    Thanks Bloomberg
    Thanks Bloomberg
  4. The $222 billion PIMCO Total Return Fund (which Bill managed directly) has trailed near everyone, and investors have been pulling money from the fund for 16 months consecutively (the fund is down to $222 billion from its peak of $293 billion early last year).
  5. In April of this year, Bill Gross spent most of his Investment Outlook newsletter mourning the death of his cat Bob and detailing how he used to ask her opinion on pet food stocks (“one meow for ‘no’, two meows for ‘you bet’“). That’s a direct quote*.
    *I wrote about this when it happened. Go down to point 7 in the Mourning Cats and 1 Dollar Salaries For Billionaires post.

So in the midst of that, opposition started to voice itself; and eventually, Mr Gross just quit without telling anybody, and announced that he was moving across to Janus Capital. Leaving PIMCO to discover the news on the news along with everyone else.


Although it seems that there was some cheering from PIMCO staff.

The Concerning Parts

Two things:

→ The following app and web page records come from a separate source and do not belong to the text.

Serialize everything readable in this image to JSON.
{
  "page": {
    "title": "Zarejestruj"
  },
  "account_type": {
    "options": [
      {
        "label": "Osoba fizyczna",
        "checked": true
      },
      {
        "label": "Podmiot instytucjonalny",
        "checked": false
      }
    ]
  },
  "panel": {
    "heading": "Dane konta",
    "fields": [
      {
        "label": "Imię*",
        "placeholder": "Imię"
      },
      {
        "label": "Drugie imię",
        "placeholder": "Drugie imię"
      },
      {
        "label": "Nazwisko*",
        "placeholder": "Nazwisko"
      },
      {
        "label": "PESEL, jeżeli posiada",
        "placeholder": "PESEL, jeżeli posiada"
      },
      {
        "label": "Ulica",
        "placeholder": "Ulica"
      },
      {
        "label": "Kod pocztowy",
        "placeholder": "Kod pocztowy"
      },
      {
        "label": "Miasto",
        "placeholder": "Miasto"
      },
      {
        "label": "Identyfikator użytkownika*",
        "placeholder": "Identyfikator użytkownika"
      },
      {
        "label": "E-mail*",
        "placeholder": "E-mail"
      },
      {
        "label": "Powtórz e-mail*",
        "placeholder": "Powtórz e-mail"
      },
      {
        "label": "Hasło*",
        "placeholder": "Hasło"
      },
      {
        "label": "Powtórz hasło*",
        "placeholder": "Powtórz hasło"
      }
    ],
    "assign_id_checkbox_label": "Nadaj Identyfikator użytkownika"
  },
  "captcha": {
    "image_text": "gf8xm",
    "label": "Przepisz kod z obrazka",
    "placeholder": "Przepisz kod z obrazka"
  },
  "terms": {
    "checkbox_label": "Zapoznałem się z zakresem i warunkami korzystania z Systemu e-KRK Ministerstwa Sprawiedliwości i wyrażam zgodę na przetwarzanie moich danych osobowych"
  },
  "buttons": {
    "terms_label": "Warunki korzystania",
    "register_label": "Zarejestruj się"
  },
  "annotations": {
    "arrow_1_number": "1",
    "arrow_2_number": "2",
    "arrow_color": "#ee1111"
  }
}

  1. Some are suggesting that between 10% and 30% of PIMCO assets could be pulled as a result of Bill Gross leaving. $10 billion was pulled on the day that he announced. Just consider that 30% of PIMCO’s assets is about $600 billion – which works out to about 5% of the total value of the US Treasury Bond market. Imagine that in a sudden sell-off! Sure – it could be followed by an immediate re-purchasing with the same money (now housed with alternative fund managers) – but still, it could rock the boat. All because Bill Gross threw a hissy fit.
  2. I’m not so sure that Bill Gross is going to be that amazing at Janus Capital. Mainly because crazy work demands might be okay at a company that you’ve built from the ground up (for 41 years) – but when you try to impose those on a company that already exists, that’s throwing the frog directly into the boiling water…

But we’ll have to wait and see. Either way, I think it’s totally awkward that a single fund manager should get to wield so much power over markets.

And speaking of crazy individuals

Brett Bailey is a white South African theatre director slash artist. And he’s a bit controversial.

His latest big exhibition is called Exhibit B. The blurb:

Exhibit B at the Barbican
Taken from the Barbican Website

It seems that everyone that has seen the exhibition has come away moved. The performers themselves, who spend long hours standing immobile, wrote this in a joint statement:

“At first glance at the materials, it is easy to assume that we are nothing but objects, repeating the worst of the racist and dehumanising aspects of the human zoos referred to in the petition(s) to cancel the exhibition.

Standing, exhibited in this manner, we can state explicitly that we are not objects during the exhibition. We are human, even more so when performing.

We find this piece to be a powerful tool in the fight against racism. Individually, we chose to do this piece because art impacts people on a deeper emotional level that can spark change.

The exhibit does not allow for any member of the audience, white, black or otherwise, to disassociate themselves from a system that contains racism within it.”

But of course, almost immediately, Sara Myers from Birmingham got outraged that something “racist” (in her view) was being shown at the Barbican, started a petition, and initiated a series of protests outside the Barbican that became a bit violent. And the Barbican was forced to cancel the exhibition.

Sara Myers and her supporters accused the exhibition of being racist and exploitative: the absolute opposite of both the intention and outcome. And despite the fact that no one seems to have walked away from this saying “Oh yes – we should definitely go back to objectifying and demeaning the Black Community”.

On the one hand, at least they’re not disassociating themselves from the system.

On the other hand, their argument seems to be mostly based on the fact that there were no white people in the cages.

Either way, the point is that the exhibition is now more famous than before. So well done on spreading that word.

Counter-productive much?

Rolling Alpha posts opinions on finance, economics, and the corporate life in general. Follow me on Twitter @RollingAlpha, and on Facebook at